By Alumni: Kimberley Kennedy, Class of 2021
Halfway across Pickerel Lake to The Pines we found ourselves tipping in a canoe. With water above my ankles and soaking wet from head to toe, the rain started to stop as we paddled out of the pickerel river. Watching Chris shift in his seat I thought that was it, I thought we were going for a late September dip in the lake.
This pandemic has been tiring on so many levels, and in the summer of 2020, the last thing I wanted was any additional responsibilities or commitments, I just wanted a break.
I waited until the last possible moment to apply to the 2020/2021 Class of Leadership Thunder Bay because I really didn’t know if another commitment was doable. I’m not sure what it was that made me decide to apply on the day that the applications were due, but I’d like to think it was something inside of me, diverting me away from what could’ve very well been the start to my quarter-life crisis.
The program facilitators, Kari and Margaret, as cliché as this will sound, guided us on this journey, where based on our own goals, we would gain the skills needed for us to grow in our careers and in our personal lives. Luckily, the week prior to this canoe trip, planned for my 25th Birthday, we had a two-day retreat where we learned about communication styles and personality dimensions. Thinking back to the day before my birthday, sitting in that canoe with Chris, inches away from flipping, if we hadn’t discussed communication style, I 100% would’ve reacted in a way that was neither helpful to the situation nor to our relationship, and we probably would’ve ended up going for that late September dip.
Knowing that Chris processes information based on facts, he needed to know why the canoe was tipping and exactly how much water was in the canoe, it would not be helpful for me to lead with my emotions, screaming to get to the nearest island out of fear, I kept it as calm as I could, and waited until we got to shore before having my brief meltdown. Communication is a funny thing – if we can’t articulate exactly what is going on in the moment, in a way the other person requires it, we can find ourselves in a sticky—or in our case, wet, situation.
As time went on during the program, I learned how to say no, how to prioritize work-life balance, how to find my voice, and how to use my voice proactively and productively. We learned about issues in our community, what organizations and our local government officials were doing to solve the problems, and by far, the greatest part of the experience was that we were able to connect with individuals we probably would never get the opportunity to connect with elsewhere. After a year into the pandemic, the social connection was something that I, as an extravert was seeking. Though the year was done virtually, it was a day every month that I looked forward to because I benefited from exactly what I was able to put into the program, and it was extremely rewarding.
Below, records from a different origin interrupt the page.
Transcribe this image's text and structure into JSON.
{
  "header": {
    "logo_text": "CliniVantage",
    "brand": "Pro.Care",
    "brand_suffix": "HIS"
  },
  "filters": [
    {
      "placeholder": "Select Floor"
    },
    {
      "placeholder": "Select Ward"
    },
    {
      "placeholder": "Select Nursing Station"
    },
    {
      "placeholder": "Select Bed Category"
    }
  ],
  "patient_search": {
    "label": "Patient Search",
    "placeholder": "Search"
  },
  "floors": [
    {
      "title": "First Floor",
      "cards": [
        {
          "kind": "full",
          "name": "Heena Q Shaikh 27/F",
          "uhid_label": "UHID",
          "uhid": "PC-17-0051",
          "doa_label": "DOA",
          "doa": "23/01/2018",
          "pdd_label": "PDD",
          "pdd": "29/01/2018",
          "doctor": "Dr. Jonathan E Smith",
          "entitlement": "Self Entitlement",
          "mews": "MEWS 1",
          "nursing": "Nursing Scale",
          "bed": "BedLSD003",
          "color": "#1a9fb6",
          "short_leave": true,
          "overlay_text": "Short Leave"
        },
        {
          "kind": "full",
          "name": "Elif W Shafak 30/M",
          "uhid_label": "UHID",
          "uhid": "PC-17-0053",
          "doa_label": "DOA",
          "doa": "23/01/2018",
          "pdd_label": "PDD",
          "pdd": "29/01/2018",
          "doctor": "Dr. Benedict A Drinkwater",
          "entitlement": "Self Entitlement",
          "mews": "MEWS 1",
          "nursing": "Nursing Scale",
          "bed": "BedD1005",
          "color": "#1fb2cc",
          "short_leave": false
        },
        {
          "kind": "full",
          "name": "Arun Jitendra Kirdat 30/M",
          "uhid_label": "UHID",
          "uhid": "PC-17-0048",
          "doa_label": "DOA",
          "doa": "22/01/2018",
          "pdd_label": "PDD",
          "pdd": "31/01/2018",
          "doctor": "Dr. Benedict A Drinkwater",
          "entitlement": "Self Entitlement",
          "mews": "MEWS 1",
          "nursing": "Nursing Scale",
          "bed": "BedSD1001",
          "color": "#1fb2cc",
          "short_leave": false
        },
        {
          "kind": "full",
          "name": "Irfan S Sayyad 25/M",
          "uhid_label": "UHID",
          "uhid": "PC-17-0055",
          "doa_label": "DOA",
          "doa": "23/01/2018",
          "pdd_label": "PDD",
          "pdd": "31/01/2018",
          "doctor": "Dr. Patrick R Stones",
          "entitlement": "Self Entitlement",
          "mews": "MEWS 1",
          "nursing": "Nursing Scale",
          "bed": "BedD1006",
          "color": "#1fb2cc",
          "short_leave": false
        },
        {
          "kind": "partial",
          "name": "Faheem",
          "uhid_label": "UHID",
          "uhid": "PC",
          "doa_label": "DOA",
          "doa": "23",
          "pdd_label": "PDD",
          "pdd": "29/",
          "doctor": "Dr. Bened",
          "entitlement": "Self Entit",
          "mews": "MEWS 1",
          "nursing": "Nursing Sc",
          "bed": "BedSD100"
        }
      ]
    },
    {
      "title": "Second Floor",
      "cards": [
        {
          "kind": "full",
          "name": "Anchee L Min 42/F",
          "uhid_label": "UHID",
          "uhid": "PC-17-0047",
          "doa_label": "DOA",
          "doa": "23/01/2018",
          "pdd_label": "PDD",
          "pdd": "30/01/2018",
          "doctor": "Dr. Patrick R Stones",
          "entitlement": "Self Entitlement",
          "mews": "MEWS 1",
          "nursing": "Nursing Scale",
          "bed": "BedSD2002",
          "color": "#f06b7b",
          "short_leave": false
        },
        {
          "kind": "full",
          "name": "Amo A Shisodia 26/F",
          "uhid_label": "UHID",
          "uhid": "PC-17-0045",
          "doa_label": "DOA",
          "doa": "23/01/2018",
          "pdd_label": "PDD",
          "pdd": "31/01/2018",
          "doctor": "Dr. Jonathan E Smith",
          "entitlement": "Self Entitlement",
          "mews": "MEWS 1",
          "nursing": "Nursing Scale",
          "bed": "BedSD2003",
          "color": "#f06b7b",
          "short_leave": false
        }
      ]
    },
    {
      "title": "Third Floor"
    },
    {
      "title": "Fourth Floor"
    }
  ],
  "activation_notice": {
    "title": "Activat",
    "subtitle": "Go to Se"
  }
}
Thinking of my experience, you don’t need to be in a leadership position to develop leadership skills, those skills can help you regardless of where you are in your career and how you respond to the challenges of everyday life. I don’t think that I would’ve enjoyed my 25th birthday as much if I didn’t learn how to adapt my communication styles. We spent the evening on a small island, nestled in with a beautiful view, two swans, a tetra of wine, and an experience we will remember for the rest of our lives.
Since finishing the program, I took a step forward in my career, went back to school for a post-graduate certificate in fundraising management, received my designation as a Certified Fund-Raising Executive, and started a business. I’m not sure if I would have achieved all of that without the support and reassurance I had received from my peers while going through the Leadership Thunder Bay program.
As for Chris and I, we developed a love of backpacking, adventuring without the canoe, and as for the canoe, it’s safely in storage at the XY Paddle Company in Atikokan where surely Chris’ uncle will not lend it to us again.